### [Exercise brief]
Every line below that includes the word "scheda" needs to be copied.
=== Begin Enclosure ===
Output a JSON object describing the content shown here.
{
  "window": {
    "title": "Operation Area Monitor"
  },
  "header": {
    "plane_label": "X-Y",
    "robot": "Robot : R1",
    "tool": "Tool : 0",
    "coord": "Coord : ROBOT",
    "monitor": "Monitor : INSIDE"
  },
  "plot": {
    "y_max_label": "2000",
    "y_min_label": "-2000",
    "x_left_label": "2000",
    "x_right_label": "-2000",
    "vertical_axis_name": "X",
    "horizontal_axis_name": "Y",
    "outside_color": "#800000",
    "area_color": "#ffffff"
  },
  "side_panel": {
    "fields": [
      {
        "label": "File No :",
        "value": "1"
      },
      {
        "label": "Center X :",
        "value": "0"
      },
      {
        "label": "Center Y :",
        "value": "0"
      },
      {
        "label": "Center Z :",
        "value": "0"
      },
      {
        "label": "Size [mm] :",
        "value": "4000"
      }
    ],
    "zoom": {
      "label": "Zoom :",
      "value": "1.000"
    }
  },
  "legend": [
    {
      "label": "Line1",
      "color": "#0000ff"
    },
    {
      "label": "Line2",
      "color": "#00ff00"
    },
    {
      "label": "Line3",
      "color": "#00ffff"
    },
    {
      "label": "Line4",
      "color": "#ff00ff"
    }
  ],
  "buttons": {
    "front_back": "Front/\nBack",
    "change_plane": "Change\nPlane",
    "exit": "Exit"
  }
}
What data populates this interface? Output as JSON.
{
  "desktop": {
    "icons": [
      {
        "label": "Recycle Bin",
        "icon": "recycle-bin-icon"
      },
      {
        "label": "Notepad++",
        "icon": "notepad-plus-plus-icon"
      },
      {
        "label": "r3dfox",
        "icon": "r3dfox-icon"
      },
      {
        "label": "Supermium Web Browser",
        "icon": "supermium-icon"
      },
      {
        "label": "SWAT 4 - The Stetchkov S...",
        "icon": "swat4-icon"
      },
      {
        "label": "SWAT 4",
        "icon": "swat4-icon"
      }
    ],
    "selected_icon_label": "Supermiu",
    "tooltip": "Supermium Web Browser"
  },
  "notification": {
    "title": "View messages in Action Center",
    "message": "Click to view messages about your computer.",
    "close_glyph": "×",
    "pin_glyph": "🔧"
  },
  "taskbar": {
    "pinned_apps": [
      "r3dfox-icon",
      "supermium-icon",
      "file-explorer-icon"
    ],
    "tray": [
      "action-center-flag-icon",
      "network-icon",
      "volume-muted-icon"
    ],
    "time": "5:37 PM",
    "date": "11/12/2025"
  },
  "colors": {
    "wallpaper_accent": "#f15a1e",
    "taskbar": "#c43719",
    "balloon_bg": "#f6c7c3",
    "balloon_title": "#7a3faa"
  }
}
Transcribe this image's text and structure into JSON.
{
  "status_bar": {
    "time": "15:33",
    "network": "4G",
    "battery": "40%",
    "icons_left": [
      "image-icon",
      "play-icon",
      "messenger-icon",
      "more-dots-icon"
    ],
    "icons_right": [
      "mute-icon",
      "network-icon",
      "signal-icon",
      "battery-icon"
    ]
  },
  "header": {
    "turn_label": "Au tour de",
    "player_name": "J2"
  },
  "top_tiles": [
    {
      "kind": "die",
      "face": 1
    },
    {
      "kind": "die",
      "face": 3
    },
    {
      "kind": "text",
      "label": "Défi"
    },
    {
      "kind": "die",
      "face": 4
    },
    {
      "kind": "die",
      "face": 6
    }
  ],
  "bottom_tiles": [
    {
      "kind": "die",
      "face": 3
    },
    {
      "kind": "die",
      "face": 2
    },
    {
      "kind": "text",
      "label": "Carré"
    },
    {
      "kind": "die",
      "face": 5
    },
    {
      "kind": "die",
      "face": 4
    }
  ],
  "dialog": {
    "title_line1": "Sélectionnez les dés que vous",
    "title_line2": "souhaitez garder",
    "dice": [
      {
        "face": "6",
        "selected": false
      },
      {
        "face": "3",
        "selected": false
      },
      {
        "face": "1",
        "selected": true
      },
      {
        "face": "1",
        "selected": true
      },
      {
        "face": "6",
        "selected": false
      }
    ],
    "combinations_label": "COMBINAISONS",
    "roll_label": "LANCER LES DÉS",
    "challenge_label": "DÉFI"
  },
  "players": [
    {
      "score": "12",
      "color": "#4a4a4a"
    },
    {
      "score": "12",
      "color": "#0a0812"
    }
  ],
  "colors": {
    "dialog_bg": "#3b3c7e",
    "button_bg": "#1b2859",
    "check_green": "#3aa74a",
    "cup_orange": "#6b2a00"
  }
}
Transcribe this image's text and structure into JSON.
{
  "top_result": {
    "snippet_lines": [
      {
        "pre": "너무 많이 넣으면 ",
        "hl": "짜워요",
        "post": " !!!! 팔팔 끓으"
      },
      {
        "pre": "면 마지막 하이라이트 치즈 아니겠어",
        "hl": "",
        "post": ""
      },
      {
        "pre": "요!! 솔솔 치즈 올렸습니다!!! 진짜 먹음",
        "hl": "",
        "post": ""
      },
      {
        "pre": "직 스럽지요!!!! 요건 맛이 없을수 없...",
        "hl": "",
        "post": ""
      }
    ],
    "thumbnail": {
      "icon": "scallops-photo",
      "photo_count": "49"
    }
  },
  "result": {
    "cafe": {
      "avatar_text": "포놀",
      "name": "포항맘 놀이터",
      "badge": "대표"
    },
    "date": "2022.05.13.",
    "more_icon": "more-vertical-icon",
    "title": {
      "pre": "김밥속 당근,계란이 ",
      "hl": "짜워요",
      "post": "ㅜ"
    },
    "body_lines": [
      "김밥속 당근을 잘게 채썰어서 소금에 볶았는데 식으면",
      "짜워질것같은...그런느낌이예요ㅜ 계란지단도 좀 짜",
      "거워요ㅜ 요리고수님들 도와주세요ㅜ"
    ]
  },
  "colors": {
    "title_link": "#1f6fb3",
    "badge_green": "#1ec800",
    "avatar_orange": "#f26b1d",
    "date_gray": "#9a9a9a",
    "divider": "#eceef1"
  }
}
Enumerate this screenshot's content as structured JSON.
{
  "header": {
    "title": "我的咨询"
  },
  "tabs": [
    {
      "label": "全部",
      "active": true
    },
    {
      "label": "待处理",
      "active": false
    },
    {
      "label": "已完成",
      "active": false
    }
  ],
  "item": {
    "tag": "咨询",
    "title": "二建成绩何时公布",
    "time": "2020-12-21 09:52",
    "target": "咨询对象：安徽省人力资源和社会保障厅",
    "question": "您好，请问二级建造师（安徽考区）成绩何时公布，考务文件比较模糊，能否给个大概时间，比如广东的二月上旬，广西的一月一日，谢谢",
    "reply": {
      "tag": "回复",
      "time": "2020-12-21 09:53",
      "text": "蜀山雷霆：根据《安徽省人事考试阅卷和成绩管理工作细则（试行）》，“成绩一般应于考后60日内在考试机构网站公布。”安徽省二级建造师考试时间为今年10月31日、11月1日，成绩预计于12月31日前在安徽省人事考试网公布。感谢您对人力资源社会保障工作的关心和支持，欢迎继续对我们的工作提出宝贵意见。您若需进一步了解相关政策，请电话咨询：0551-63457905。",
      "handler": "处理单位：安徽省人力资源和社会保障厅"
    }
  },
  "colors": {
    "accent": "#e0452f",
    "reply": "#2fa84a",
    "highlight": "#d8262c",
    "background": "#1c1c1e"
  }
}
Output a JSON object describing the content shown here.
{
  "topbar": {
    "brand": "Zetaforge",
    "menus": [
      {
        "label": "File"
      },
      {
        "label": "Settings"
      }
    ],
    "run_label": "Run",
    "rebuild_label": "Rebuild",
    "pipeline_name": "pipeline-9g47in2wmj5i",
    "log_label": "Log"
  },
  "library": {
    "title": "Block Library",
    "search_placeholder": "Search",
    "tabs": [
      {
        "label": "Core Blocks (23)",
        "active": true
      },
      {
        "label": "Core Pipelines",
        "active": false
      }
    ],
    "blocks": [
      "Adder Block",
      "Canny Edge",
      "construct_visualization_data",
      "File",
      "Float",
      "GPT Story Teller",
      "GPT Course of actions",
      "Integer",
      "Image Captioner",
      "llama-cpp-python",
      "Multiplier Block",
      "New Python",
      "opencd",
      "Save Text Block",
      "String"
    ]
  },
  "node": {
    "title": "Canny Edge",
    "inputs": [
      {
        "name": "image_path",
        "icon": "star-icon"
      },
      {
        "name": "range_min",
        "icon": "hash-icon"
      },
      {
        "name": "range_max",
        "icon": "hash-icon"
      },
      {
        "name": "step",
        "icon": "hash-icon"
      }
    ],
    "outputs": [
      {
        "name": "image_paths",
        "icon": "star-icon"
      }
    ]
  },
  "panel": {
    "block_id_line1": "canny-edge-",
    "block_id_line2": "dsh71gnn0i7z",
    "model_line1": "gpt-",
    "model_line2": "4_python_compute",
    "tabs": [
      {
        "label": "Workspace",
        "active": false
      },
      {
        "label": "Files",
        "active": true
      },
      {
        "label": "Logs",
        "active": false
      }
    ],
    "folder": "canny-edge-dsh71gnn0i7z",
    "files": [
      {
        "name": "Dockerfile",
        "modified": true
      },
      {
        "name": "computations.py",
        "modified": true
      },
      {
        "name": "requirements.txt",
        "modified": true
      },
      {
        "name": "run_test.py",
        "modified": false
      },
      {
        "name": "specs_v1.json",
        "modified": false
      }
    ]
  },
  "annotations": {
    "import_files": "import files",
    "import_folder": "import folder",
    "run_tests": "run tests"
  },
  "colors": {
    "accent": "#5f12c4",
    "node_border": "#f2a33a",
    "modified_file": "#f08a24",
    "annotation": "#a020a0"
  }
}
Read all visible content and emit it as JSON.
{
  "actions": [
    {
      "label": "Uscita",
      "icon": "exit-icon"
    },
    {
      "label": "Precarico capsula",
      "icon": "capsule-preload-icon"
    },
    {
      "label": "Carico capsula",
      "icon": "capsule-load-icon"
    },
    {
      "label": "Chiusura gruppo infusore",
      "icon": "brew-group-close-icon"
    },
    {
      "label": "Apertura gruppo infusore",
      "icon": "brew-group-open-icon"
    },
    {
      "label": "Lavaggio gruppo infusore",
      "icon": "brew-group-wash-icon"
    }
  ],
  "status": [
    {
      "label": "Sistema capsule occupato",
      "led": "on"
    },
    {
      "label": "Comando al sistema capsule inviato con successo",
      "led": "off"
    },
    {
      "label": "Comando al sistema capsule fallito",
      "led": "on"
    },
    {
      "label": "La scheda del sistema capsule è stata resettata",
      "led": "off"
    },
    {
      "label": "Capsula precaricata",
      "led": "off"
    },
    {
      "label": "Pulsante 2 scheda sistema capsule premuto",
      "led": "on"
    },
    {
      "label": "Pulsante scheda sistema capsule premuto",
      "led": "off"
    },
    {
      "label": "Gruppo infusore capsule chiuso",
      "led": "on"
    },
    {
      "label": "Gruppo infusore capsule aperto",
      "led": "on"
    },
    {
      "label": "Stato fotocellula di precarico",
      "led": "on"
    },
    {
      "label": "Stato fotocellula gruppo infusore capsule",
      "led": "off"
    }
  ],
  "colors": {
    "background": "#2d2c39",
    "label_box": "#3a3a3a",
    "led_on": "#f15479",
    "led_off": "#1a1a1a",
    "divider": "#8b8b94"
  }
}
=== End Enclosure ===
### [Written response]
      "label": "La scheda del sistema capsule è stata resettata",
      "label": "Pulsante 2 scheda sistema capsule premuto",
      "label": "Pulsante scheda sistema capsule premuto",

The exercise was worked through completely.